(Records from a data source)
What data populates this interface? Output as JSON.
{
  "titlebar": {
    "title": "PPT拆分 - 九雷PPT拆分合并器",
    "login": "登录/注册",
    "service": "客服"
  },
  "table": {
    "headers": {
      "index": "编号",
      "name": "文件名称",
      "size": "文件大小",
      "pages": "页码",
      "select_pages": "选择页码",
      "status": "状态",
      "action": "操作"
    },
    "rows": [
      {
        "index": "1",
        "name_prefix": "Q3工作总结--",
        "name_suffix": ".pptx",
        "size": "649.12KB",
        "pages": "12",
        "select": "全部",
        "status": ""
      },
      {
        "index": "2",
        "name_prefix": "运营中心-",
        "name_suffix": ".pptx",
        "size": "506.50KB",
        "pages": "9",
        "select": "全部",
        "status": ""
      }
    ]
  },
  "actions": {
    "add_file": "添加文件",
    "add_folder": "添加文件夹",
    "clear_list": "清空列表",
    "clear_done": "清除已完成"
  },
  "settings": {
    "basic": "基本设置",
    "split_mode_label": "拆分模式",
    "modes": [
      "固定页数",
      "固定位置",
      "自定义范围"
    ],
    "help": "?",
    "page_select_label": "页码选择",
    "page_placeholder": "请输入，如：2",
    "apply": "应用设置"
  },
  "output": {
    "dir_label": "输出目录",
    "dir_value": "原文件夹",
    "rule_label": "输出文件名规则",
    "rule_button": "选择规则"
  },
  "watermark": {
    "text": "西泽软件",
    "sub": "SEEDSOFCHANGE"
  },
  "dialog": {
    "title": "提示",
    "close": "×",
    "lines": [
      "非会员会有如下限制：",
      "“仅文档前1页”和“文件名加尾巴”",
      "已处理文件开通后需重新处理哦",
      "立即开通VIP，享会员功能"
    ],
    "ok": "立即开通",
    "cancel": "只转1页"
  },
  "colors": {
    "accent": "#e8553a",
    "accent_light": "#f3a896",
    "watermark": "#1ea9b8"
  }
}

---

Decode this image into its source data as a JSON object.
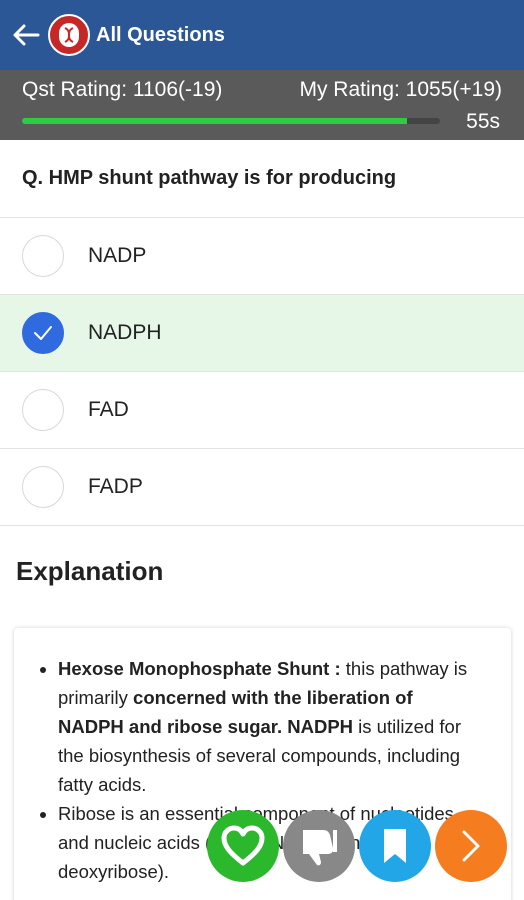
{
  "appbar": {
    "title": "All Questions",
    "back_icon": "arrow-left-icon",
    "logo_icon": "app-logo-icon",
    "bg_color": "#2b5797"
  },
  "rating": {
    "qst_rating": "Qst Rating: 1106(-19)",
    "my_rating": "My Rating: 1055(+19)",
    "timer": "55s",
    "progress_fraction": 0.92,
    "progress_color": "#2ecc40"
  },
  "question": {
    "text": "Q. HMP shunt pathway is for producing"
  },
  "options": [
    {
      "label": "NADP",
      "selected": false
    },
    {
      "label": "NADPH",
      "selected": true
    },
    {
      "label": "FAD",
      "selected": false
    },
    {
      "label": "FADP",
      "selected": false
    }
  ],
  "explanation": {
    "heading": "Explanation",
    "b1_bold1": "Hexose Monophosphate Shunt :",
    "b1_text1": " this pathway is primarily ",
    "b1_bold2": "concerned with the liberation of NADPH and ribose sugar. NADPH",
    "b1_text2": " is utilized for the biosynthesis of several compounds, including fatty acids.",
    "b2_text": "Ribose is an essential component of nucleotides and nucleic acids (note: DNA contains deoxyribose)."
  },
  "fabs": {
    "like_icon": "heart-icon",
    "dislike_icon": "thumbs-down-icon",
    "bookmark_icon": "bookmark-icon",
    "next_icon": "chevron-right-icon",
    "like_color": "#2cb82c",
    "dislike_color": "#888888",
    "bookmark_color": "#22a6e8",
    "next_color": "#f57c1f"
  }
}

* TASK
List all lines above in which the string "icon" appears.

* SOLUTION FOR THIS EXERCISE
    "back_icon": "arrow-left-icon",
    "logo_icon": "app-logo-icon",
    "like_icon": "heart-icon",
    "dislike_icon": "thumbs-down-icon",
    "bookmark_icon": "bookmark-icon",
    "next_icon": "chevron-right-icon",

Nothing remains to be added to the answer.